I first discovered this wonderful gem twenty years ago when I bought a vhs copy from VideoYesteryear. The print used was bad...dark, blurry. I couldn't understand why none of the major video companies had not realeased a restored edition. I used to hound KINO and MILESTONE Films about working on this movie. Hats off to Image. The print quality is excellent. The music is good and goes well with the film, but I have to admit that I enjoyed the Rosa Rio score from my old YesterYear vhs copy. If you love the silent era as much as I do, please treat yourself to what will become one of your favorite films.
This is a movie consistent with the old morals and ethics of that early time frame. It is a morality play teaching about looking for character in a spouse, and the results of not choosing character over looks. I liked Lillian Gish as an actress much better than Mary Pickford, in that she was more subtle in her expression and acting and consequently more realistic.

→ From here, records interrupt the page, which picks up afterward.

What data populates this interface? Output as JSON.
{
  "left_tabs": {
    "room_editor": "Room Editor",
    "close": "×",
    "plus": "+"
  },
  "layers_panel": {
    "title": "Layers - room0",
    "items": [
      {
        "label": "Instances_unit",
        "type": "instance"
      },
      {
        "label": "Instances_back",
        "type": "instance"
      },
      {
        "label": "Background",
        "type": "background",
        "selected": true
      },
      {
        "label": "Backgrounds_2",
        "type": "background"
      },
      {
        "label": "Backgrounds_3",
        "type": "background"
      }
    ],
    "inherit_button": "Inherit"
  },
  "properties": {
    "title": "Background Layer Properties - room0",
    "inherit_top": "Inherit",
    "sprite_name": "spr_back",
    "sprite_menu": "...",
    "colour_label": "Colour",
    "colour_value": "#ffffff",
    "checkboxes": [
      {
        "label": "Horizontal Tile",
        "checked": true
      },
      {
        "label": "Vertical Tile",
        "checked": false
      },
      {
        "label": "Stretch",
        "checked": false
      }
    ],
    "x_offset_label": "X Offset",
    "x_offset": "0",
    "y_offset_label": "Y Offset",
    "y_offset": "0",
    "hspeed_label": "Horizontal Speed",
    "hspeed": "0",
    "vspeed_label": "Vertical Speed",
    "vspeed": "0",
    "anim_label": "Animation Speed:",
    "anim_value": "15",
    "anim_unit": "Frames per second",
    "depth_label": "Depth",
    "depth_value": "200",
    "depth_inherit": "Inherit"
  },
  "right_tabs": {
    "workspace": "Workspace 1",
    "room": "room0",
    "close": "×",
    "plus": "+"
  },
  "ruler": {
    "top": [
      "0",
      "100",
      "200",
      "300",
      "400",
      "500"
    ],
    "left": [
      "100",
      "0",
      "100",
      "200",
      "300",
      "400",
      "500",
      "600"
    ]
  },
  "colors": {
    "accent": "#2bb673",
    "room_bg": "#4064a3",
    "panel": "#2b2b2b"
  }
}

1 of 1 people found the following review helpful
True Heart Susie27 April 2011
- Published on Amazon.com
True Heart Susie is a great film. The subtleties of camera angles, camera movement, foreshadowing, and lighting make this film. This film is the hallmark for the beginning of subtle acting--no more is there need for over exaggerated expressions like that that of German Expressionist films. The film does well to incorporate enter-titles that allow for more thought and interpretation. This film is rather different for D. W. Griffith, but it is good. I highly recommend this film. This film is exciting to watch and plays with societal norms and constraints. Susie has loved her neighbor for all her life but is cast aside when a new woman comes into town. It's interesting to notice the way in which the camera focuses on Susie's face and the little idiosyncrasies that she expresses. The relationship between Susie and Bettina is also quite noticeable in that Susie doesn't show anger or frustration towards her. She warmly helps her escape trouble; Susie knows that if Bettina were to be exposed, her love, William would be free to marry her, but oddly, Susie does not let Bettina face the trouble. This is an amazingly well done film that is far ahead of its time. Lillian Gish pioneered the subtle acting and was revolutionary for her time. Audiences love her face/acting to this day. The audience can really relate to Susie. Even though this film is a silent film, it is surprising how well it is received today. The acting and story line are so unique, that many and all can enjoy the film. I would definitely recommend this film if one is looking for an entertaining short film. This is a good intro into the films of D. W. Griffith.